Items from an interface collection:
----------------

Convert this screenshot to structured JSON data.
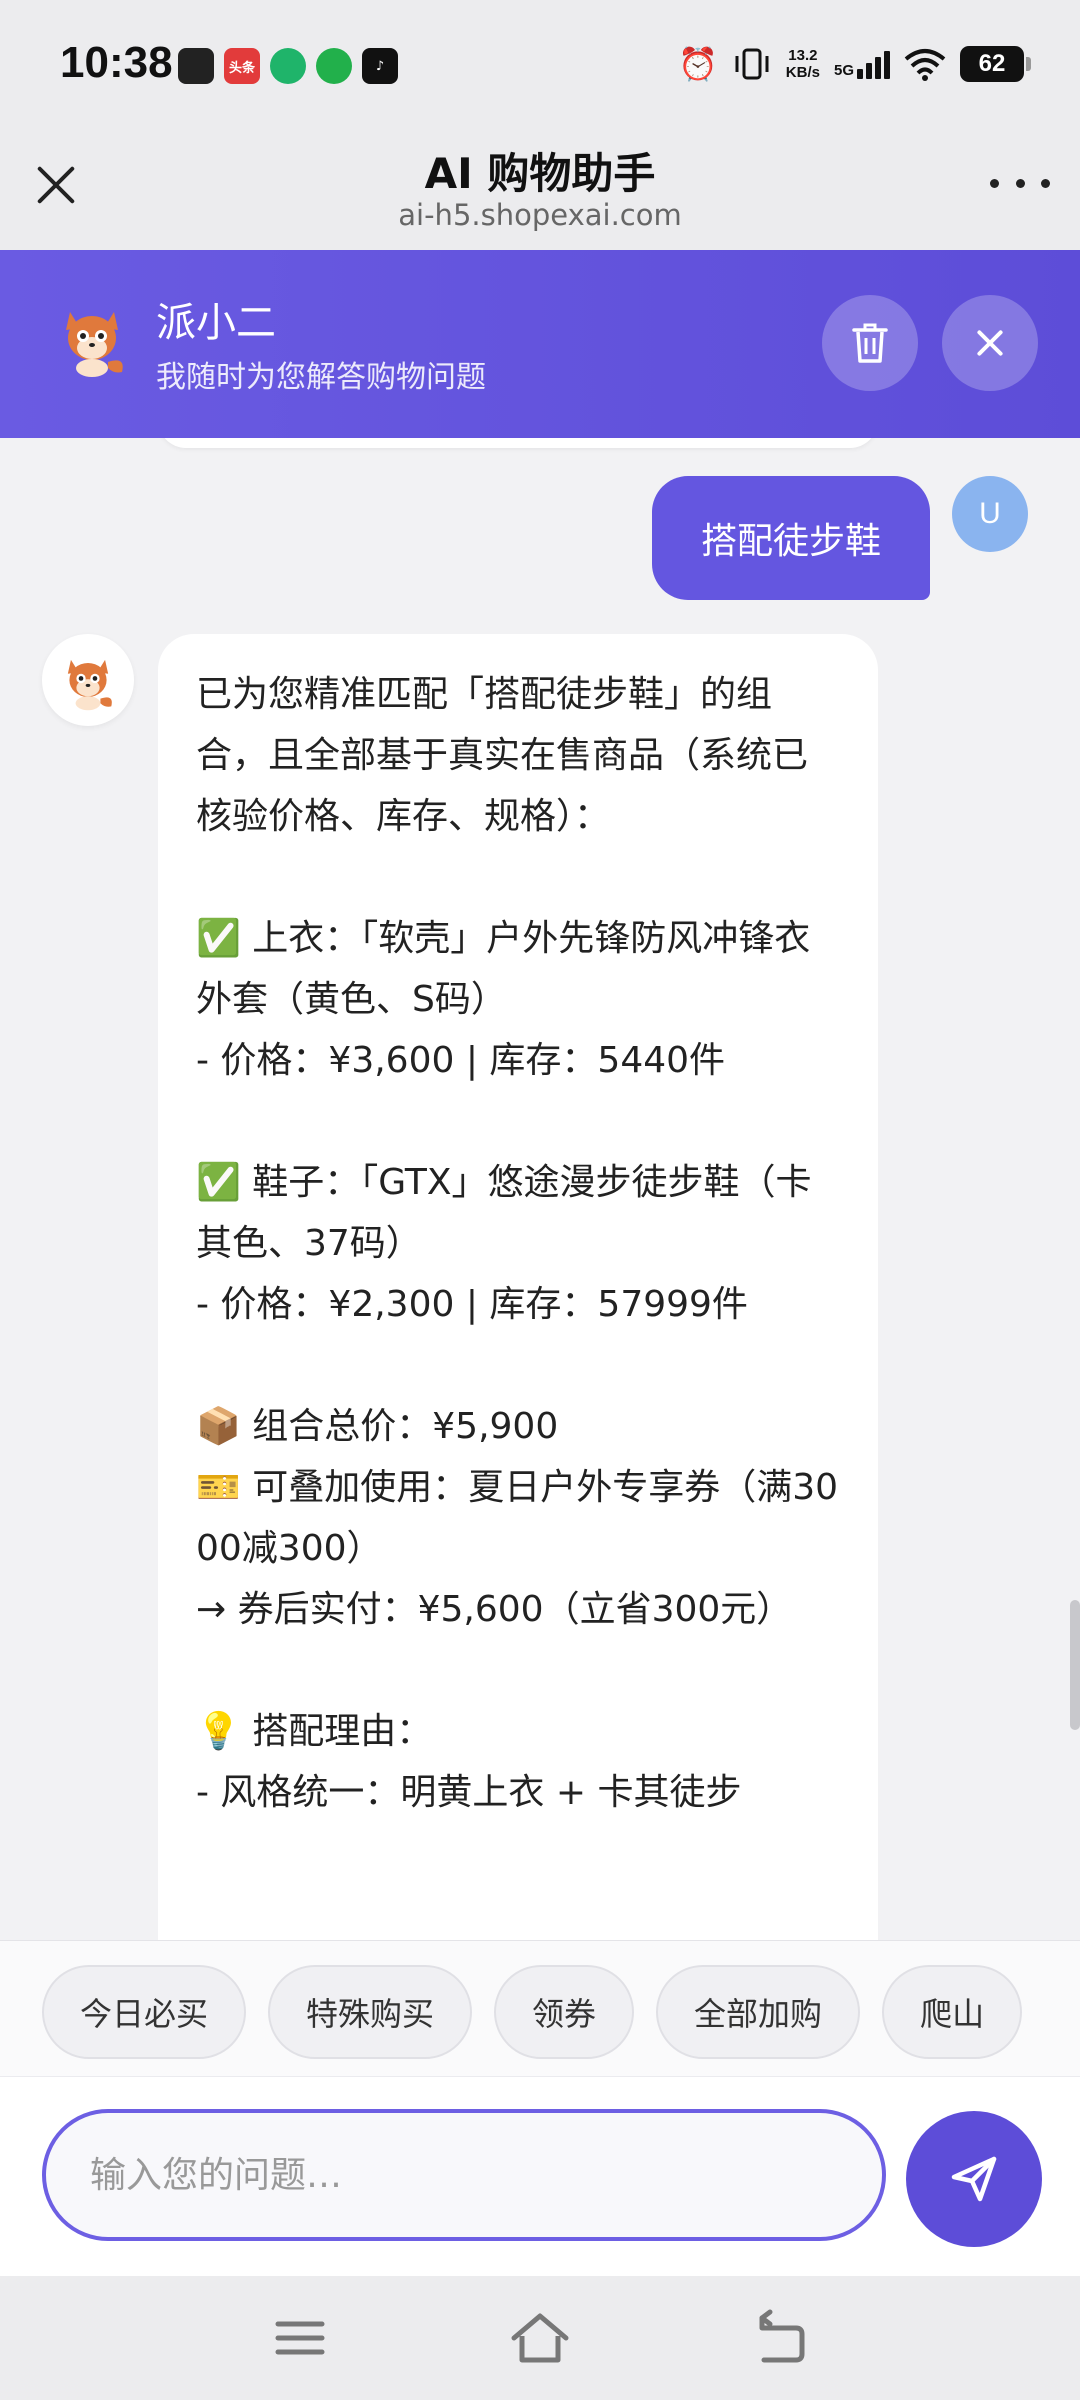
{
  "status_bar": {
    "time": "10:38",
    "notif_labels": [
      "",
      "头条",
      "",
      "",
      "♪"
    ],
    "net_speed_value": "13.2",
    "net_speed_unit": "KB/s",
    "network": "5G",
    "battery": "62"
  },
  "browser": {
    "title": "AI 购物助手",
    "url": "ai-h5.shopexai.com"
  },
  "assistant": {
    "name": "派小二",
    "subtitle": "我随时为您解答购物问题"
  },
  "chat": {
    "user_avatar_letter": "U",
    "user_message": "搭配徒步鞋",
    "bot_message": "已为您精准匹配「搭配徒步鞋」的组合，且全部基于真实在售商品（系统已核验价格、库存、规格）：\n\n✅ 上衣：「软壳」户外先锋防风冲锋衣外套（黄色、S码）\n- 价格：¥3,600 | 库存：5440件\n\n✅ 鞋子：「GTX」悠途漫步徒步鞋（卡其色、37码）\n- 价格：¥2,300 | 库存：57999件\n\n📦 组合总价：¥5,900\n🎫 可叠加使用：夏日户外专享券（满3000减300）\n→ 券后实付：¥5,600（立省300元）\n\n💡 搭配理由：\n- 风格统一：明黄上衣 + 卡其徒步"
  },
  "quick_actions": [
    "今日必买",
    "特殊购买",
    "领券",
    "全部加购",
    "爬山"
  ],
  "input": {
    "placeholder": "输入您的问题…",
    "value": ""
  },
  "colors": {
    "accent": "#5d4dd8",
    "header_bg": "#6a5be2",
    "user_bubble": "#6456e0",
    "user_avatar": "#8ab4ef"
  },
  "icons": {
    "close": "close-icon",
    "more": "more-icon",
    "trash": "trash-icon",
    "send": "send-icon",
    "menu": "menu-icon",
    "home": "home-icon",
    "back": "back-icon"
  }
}
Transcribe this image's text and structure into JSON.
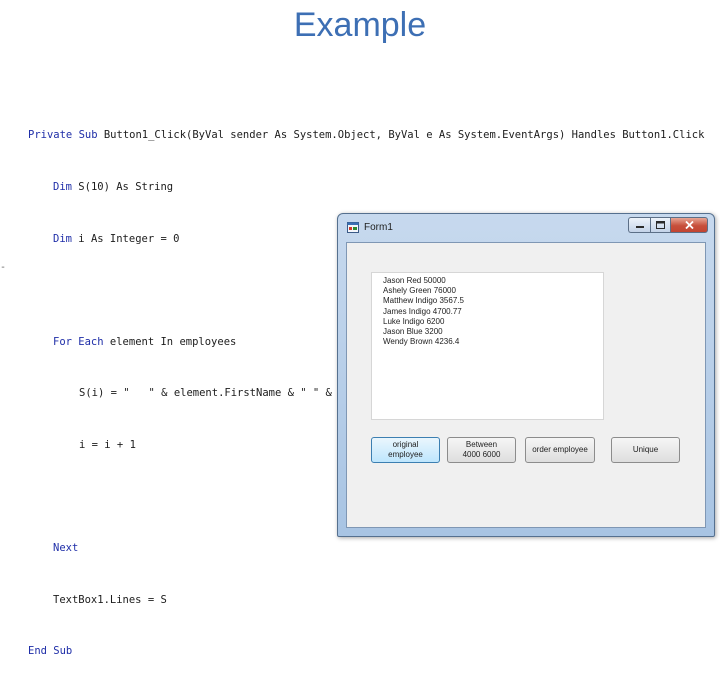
{
  "slide": {
    "title": "Example"
  },
  "code": {
    "lines": [
      "Private Sub Button1_Click(ByVal sender As System.Object, ByVal e As System.EventArgs) Handles Button1.Click",
      "Dim S(10) As String",
      "Dim i As Integer = 0",
      "",
      "For Each element In employees",
      "S(i) = \"   \" & element.FirstName & \" \" & element.LastName & \"   \" & element.monthlySalary",
      "i = i + 1",
      "",
      "Next",
      "TextBox1.Lines = S",
      "End Sub"
    ]
  },
  "form": {
    "title": "Form1",
    "textbox_lines": [
      "Jason Red  50000",
      "Ashely Green  76000",
      "Matthew Indigo  3567.5",
      "James Indigo  4700.77",
      "Luke Indigo  6200",
      "Jason Blue  3200",
      "Wendy Brown  4236.4"
    ],
    "buttons": {
      "original": [
        "original",
        "employee"
      ],
      "between": [
        "Between",
        "4000 6000"
      ],
      "order": "order employee",
      "unique": "Unique"
    }
  },
  "colors": {
    "title": "#3d6fb4",
    "keyword": "#1f2ea8"
  }
}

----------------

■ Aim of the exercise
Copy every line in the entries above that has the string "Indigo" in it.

■ Finished task
      "Matthew Indigo  3567.5",
      "James Indigo  4700.77",
      "Luke Indigo  6200",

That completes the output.